[Data in this exercise]

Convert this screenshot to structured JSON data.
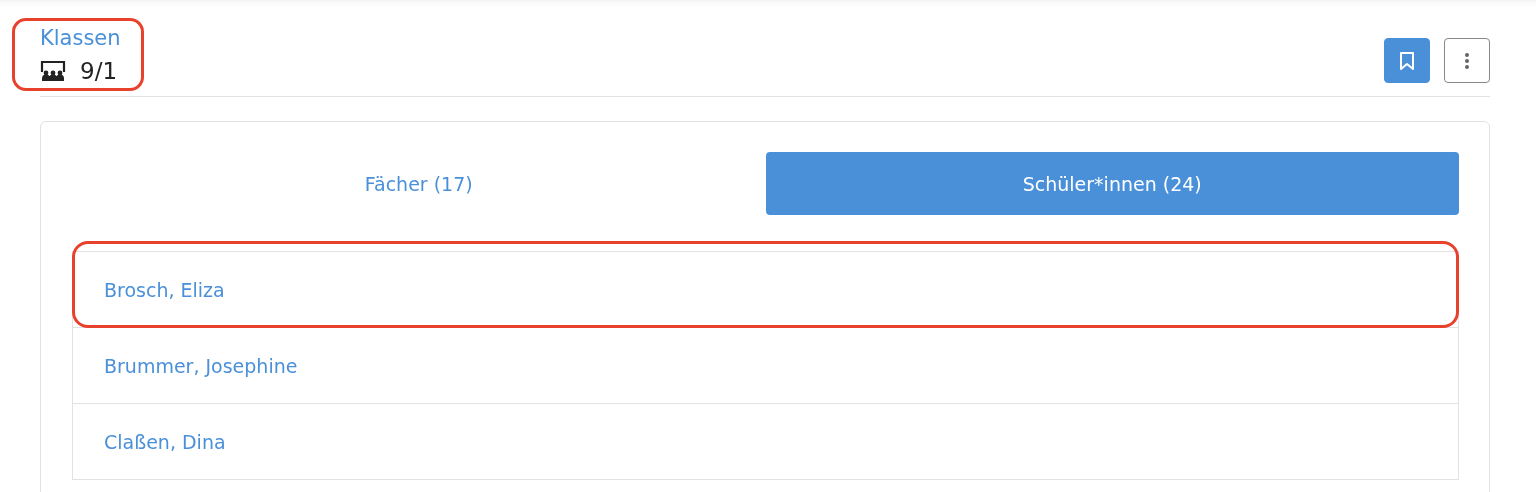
{
  "header": {
    "link": "Klassen",
    "class_name": "9/1",
    "highlighted": true
  },
  "actions": {
    "bookmark": {
      "active": true
    }
  },
  "tabs": [
    {
      "label": "Fächer (17)",
      "selected": false
    },
    {
      "label": "Schüler*innen (24)",
      "selected": true
    }
  ],
  "students": [
    {
      "name": "Brosch, Eliza",
      "highlighted": true
    },
    {
      "name": "Brummer, Josephine",
      "highlighted": false
    },
    {
      "name": "Claßen, Dina",
      "highlighted": false
    }
  ]
}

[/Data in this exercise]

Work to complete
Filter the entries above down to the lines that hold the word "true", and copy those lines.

Answer to this problem
    "highlighted": true
      "active": true
      "selected": true
      "highlighted": true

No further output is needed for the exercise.